Look through the records, and whenever a line includes the word "host", copy it.

++++ Dataset content

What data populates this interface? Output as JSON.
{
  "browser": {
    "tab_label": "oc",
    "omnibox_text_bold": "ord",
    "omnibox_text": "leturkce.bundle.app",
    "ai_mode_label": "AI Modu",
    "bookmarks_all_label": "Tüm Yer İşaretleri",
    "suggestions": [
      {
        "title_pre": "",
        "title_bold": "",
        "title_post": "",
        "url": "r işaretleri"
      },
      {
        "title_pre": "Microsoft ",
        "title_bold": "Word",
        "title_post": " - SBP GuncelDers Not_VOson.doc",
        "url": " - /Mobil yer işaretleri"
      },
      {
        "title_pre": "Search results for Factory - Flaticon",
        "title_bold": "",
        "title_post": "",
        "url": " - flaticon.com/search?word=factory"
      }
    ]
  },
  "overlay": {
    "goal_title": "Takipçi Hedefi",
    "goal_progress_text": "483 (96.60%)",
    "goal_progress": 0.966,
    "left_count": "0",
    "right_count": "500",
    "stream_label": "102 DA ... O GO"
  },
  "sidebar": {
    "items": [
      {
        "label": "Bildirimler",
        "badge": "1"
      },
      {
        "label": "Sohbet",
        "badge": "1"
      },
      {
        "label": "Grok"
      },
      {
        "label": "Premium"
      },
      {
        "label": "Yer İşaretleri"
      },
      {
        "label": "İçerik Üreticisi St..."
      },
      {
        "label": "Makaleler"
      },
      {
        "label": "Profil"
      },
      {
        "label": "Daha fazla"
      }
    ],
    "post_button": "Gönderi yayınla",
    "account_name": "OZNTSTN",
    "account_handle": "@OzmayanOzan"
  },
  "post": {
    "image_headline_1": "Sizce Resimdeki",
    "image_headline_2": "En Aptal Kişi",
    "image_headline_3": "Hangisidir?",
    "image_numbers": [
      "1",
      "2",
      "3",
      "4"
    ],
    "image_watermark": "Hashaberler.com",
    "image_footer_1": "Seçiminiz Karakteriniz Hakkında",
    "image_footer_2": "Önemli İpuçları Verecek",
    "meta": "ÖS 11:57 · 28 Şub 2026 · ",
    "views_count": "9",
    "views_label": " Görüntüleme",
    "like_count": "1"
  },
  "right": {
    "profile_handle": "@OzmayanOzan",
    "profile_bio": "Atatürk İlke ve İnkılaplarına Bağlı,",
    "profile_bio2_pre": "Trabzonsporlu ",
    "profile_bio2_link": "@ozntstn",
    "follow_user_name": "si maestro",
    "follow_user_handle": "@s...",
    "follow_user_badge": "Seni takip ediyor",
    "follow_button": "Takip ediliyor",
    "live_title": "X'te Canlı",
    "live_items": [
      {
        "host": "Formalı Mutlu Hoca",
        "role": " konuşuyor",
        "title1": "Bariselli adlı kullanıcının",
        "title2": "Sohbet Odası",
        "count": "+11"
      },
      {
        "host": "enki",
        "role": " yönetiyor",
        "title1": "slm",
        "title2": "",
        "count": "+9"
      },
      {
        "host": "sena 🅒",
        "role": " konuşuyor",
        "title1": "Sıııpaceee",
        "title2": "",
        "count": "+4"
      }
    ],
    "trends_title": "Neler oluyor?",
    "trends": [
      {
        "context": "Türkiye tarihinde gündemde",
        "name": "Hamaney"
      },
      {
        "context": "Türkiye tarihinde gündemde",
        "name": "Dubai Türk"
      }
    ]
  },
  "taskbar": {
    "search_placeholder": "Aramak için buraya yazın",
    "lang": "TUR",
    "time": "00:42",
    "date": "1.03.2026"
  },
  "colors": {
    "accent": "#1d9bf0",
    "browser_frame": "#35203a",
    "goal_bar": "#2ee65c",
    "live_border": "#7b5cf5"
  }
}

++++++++

**Written response:**
        "host": "Formalı Mutlu Hoca",
        "host": "enki",
        "host": "sena 🅒",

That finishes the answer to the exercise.